RBM has its own track this year’s Clinical Research & Operations Worldwide (CROWN) Congress in Philadelphia, which Outsourching-Pharma.com attended.
In the first talk of the afternoon RBM session, Sina Djali, Head, Risk Management – Central Monitoring, Integrated Data Analytics and Reporting, Global Clinical Development Operations, Janssen R&D, opened the conversation by commenting on the increased consensus that RBM is the way of the future.
“We stopped crawling, we’re starting to walk,” said Djali. “In five to ten years we’ll be running marathons all the time, continually.”
This is in part driven by new regulations which will make RBM a necessity (the ICH E6 addendum is scheduled for November 2016). According to the FDA, “Since the development of the ICH GCP Guideline, the scale, complexity, and cost of clinical 22 trials have increased” – which is one of the reasons an addendum is needed.
Additionally, the administration added, “Evolutions in technology and risk management processes offer new opportunities to increase efficiency and focus on relevant activities.”
The quality management addendum (5.0) calls for critical process and data identification as well as risk identification, evaluation, control, communication, review, and reporting
“The sponsor should implement a system to manage quality throughout the design, conduct, recording, evaluation, reporting and archiving of clinical trials,” it added.
“Instead of risk based monitoring being a fashion, it’s part of our regulations,” said Andy Lawton Global Head, Clinical Data Management, Boehringer Ingelheim, during his session at CROWN Congress today.
“Tolerance limits are essential to establish,” he explained. “It’s the way of the future.”
A mind shift
RBM requires a mind shift from an execution perspective, and many are nervous about the required implementation and what it means for the industry.
Mainly, what it means and what will happen if pre-set requirements aren’t met.
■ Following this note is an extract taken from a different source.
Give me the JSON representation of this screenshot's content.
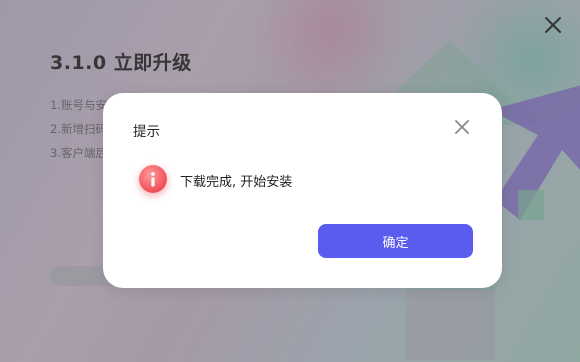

“We have to react and think about it,” added Lawton, explaining that the inspectors are also nervous.
Lawton asked the audience to think of the pharma industry as a manufacturing process: if it was, it would be akin to taking raw material from 500 suppliers for its submissions – think Apple making iPads with 500 different sets of screens from around the world.
“That’s what we do in clinical trials,” he explained. “We have to find a way to have better control of the raw data production.”
This control is what regulators are seeking: a transparent quality assessment, up front and in the end to see if standards have been met.
However, Lawton said that “it’s not that much work,” as much of it should be happening already.
“If we don’t know what the variation is going to be with the primary end point, then we’re in trouble,” he added.
Yet, there will be flexibility in changing tolerances as trials advance, but these changes need to be explained.
“We have to think more about what’s happening in clinical trials and be able to explain,” said Lawton.
Establishing tolerance limits also pre-establishes what Lawton calls “knowledge management systems,” and also means that companies will have compliance met at entry.
This management system uses metrics at every step, which is critical to RBM and also allows for better integration at the various steps of a clinical trial.
“In the pharma industry we are far too silo based,” said Lawton. “And that’s recognized by the regulators.” It was one of the key points of having integrated assessment
However, according to Lawton, RBM is about understanding and controlling risk – it doesn’t mean taking risk.
“We aren’t taking risk with our clinical data,” he added. “You have to understand risk. Risks are not issues.”
Using an apt metaphor, considering the current weather in Philadelphia with Jonas, Lawton explained that just because it was icy over the weekend, it didn’t mean you were going to have a car crash, understanding the risk means that we adapt to the more problematic conditions.
“You take account of the situation and you adapt accordingly.”